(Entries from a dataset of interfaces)
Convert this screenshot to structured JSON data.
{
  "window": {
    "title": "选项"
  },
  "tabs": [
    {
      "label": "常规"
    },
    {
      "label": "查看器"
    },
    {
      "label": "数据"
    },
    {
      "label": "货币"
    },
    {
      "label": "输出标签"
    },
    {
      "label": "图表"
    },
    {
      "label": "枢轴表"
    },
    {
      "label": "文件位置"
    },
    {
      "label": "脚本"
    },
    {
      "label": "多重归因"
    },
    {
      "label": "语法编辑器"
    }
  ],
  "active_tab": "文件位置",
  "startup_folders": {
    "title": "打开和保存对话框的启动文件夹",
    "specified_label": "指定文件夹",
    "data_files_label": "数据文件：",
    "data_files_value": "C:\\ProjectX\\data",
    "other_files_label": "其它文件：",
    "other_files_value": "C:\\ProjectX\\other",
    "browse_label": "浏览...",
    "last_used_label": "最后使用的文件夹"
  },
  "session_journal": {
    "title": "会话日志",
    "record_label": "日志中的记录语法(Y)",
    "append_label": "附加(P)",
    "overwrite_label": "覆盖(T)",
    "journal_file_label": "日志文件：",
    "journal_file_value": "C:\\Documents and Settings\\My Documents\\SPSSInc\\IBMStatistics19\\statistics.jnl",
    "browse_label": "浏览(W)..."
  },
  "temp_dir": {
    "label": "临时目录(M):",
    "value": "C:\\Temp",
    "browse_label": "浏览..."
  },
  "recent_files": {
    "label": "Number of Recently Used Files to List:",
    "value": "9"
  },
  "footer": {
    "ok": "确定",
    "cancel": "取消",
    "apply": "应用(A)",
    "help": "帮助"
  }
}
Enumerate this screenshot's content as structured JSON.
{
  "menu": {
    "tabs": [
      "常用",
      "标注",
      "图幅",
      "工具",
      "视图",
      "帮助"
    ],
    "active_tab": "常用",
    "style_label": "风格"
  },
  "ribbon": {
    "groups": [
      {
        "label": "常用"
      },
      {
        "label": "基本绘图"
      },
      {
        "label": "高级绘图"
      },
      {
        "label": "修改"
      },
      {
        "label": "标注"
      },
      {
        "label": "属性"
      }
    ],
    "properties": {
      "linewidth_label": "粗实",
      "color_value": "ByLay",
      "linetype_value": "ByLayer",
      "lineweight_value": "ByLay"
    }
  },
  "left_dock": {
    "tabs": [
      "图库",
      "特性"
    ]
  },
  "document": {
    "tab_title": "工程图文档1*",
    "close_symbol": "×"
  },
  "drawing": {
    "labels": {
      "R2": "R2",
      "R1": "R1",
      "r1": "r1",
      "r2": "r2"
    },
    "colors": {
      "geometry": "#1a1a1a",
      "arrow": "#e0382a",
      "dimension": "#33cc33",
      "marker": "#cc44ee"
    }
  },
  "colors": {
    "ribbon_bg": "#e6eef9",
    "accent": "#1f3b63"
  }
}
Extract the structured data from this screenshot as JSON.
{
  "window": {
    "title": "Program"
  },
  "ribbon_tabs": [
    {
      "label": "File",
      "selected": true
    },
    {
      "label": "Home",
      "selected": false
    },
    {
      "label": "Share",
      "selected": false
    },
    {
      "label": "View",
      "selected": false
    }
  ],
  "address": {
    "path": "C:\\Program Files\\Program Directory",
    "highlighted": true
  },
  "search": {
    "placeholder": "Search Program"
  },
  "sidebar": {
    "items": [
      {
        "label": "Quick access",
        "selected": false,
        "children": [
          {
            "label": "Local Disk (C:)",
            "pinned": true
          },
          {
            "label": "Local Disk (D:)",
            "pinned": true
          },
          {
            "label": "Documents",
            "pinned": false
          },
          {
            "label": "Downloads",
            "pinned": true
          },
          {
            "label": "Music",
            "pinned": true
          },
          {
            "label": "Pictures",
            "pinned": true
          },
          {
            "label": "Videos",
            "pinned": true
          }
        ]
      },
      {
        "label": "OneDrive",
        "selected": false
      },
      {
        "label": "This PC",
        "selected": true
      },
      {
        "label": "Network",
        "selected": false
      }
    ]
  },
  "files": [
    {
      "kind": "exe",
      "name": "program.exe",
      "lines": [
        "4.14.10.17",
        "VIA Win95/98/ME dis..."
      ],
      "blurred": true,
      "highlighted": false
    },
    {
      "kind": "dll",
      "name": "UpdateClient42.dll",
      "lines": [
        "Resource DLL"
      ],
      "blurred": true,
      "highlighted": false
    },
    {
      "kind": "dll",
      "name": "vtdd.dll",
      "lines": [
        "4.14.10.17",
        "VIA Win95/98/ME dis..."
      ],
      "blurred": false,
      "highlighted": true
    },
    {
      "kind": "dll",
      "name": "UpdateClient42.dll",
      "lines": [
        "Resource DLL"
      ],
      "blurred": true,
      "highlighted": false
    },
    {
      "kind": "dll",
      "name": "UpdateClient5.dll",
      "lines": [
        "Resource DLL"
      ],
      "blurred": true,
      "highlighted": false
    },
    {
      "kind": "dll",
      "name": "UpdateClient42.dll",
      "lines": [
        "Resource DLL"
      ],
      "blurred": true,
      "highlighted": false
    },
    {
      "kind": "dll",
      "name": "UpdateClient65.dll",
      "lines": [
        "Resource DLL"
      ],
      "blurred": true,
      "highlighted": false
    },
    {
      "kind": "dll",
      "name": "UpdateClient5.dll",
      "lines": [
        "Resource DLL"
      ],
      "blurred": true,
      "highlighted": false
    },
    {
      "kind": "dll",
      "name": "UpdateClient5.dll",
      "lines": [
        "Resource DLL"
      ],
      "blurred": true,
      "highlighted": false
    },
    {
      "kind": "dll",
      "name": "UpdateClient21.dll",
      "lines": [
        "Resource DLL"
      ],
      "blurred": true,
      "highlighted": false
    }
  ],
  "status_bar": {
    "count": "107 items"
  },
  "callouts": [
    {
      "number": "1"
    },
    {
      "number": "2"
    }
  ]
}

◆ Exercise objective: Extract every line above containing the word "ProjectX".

◆ Task answer:
    "data_files_value": "C:\\ProjectX\\data",
    "other_files_value": "C:\\ProjectX\\other",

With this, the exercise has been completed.